=== Given data ===

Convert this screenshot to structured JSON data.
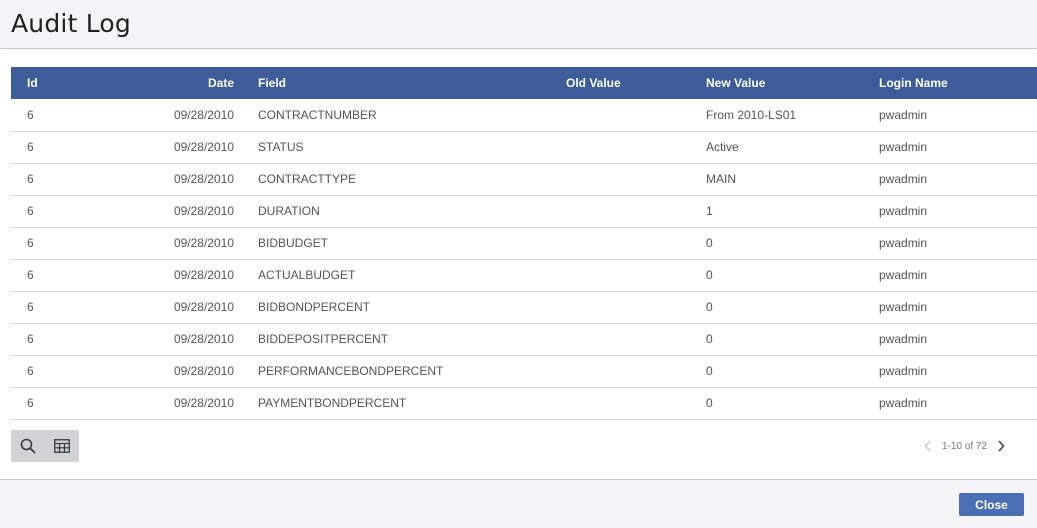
{
  "header": {
    "title": "Audit Log"
  },
  "table": {
    "columns": {
      "id": "Id",
      "date": "Date",
      "field": "Field",
      "old_value": "Old Value",
      "new_value": "New Value",
      "login_name": "Login Name"
    },
    "rows": [
      {
        "id": "6",
        "date": "09/28/2010",
        "field": "CONTRACTNUMBER",
        "old_value": "",
        "new_value": "From 2010-LS01",
        "login_name": "pwadmin"
      },
      {
        "id": "6",
        "date": "09/28/2010",
        "field": "STATUS",
        "old_value": "",
        "new_value": "Active",
        "login_name": "pwadmin"
      },
      {
        "id": "6",
        "date": "09/28/2010",
        "field": "CONTRACTTYPE",
        "old_value": "",
        "new_value": "MAIN",
        "login_name": "pwadmin"
      },
      {
        "id": "6",
        "date": "09/28/2010",
        "field": "DURATION",
        "old_value": "",
        "new_value": "1",
        "login_name": "pwadmin"
      },
      {
        "id": "6",
        "date": "09/28/2010",
        "field": "BIDBUDGET",
        "old_value": "",
        "new_value": "0",
        "login_name": "pwadmin"
      },
      {
        "id": "6",
        "date": "09/28/2010",
        "field": "ACTUALBUDGET",
        "old_value": "",
        "new_value": "0",
        "login_name": "pwadmin"
      },
      {
        "id": "6",
        "date": "09/28/2010",
        "field": "BIDBONDPERCENT",
        "old_value": "",
        "new_value": "0",
        "login_name": "pwadmin"
      },
      {
        "id": "6",
        "date": "09/28/2010",
        "field": "BIDDEPOSITPERCENT",
        "old_value": "",
        "new_value": "0",
        "login_name": "pwadmin"
      },
      {
        "id": "6",
        "date": "09/28/2010",
        "field": "PERFORMANCEBONDPERCENT",
        "old_value": "",
        "new_value": "0",
        "login_name": "pwadmin"
      },
      {
        "id": "6",
        "date": "09/28/2010",
        "field": "PAYMENTBONDPERCENT",
        "old_value": "",
        "new_value": "0",
        "login_name": "pwadmin"
      }
    ]
  },
  "toolbar": {
    "icons": [
      "search-icon",
      "grid-columns-icon"
    ]
  },
  "pager": {
    "text": "1-10 of 72",
    "prev_icon": "chevron-left-icon",
    "next_icon": "chevron-right-icon"
  },
  "footer": {
    "close_label": "Close"
  },
  "colors": {
    "header_bg": "#3d5c99",
    "button_bg": "#4a6fb5"
  }
}
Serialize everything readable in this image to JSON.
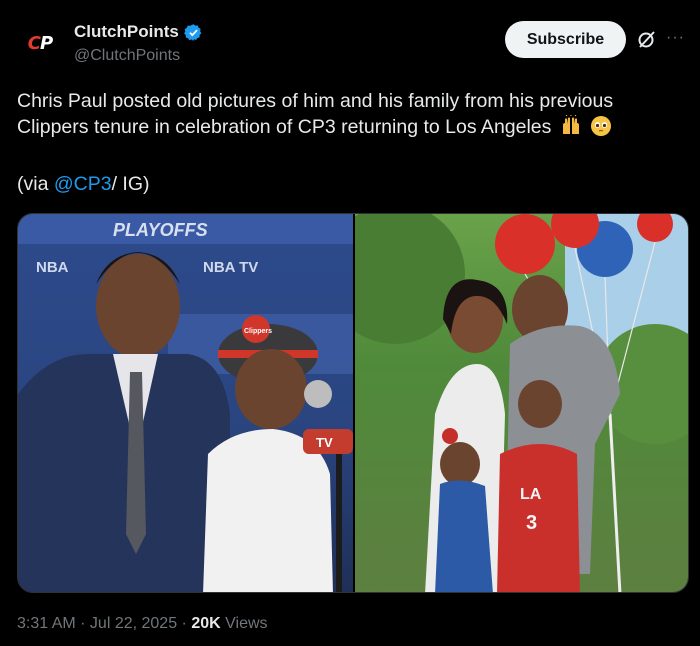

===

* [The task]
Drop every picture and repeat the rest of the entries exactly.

* [Answer]
Convert this screenshot to structured JSON data.
{
  "header": {
    "title": "Audit Log"
  },
  "table": {
    "columns": {
      "id": "Id",
      "date": "Date",
      "field": "Field",
      "old_value": "Old Value",
      "new_value": "New Value",
      "login_name": "Login Name"
    },
    "rows": [
      {
        "id": "6",
        "date": "09/28/2010",
        "field": "CONTRACTNUMBER",
        "old_value": "",
        "new_value": "From 2010-LS01",
        "login_name": "pwadmin"
      },
      {
        "id": "6",
        "date": "09/28/2010",
        "field": "STATUS",
        "old_value": "",
        "new_value": "Active",
        "login_name": "pwadmin"
      },
      {
        "id": "6",
        "date": "09/28/2010",
        "field": "CONTRACTTYPE",
        "old_value": "",
        "new_value": "MAIN",
        "login_name": "pwadmin"
      },
      {
        "id": "6",
        "date": "09/28/2010",
        "field": "DURATION",
        "old_value": "",
        "new_value": "1",
        "login_name": "pwadmin"
      },
      {
        "id": "6",
        "date": "09/28/2010",
        "field": "BIDBUDGET",
        "old_value": "",
        "new_value": "0",
        "login_name": "pwadmin"
      },
      {
        "id": "6",
        "date": "09/28/2010",
        "field": "ACTUALBUDGET",
        "old_value": "",
        "new_value": "0",
        "login_name": "pwadmin"
      },
      {
        "id": "6",
        "date": "09/28/2010",
        "field": "BIDBONDPERCENT",
        "old_value": "",
        "new_value": "0",
        "login_name": "pwadmin"
      },
      {
        "id": "6",
        "date": "09/28/2010",
        "field": "BIDDEPOSITPERCENT",
        "old_value": "",
        "new_value": "0",
        "login_name": "pwadmin"
      },
      {
        "id": "6",
        "date": "09/28/2010",
        "field": "PERFORMANCEBONDPERCENT",
        "old_value": "",
        "new_value": "0",
        "login_name": "pwadmin"
      },
      {
        "id": "6",
        "date": "09/28/2010",
        "field": "PAYMENTBONDPERCENT",
        "old_value": "",
        "new_value": "0",
        "login_name": "pwadmin"
      }
    ]
  },
  "toolbar": {
    "icons": [
      "search-icon",
      "grid-columns-icon"
    ]
  },
  "pager": {
    "text": "1-10 of 72",
    "prev_icon": "chevron-left-icon",
    "next_icon": "chevron-right-icon"
  },
  "footer": {
    "close_label": "Close"
  },
  "colors": {
    "header_bg": "#3d5c99",
    "button_bg": "#4a6fb5"
  }
}
Serialize everything readable in this image to JSON.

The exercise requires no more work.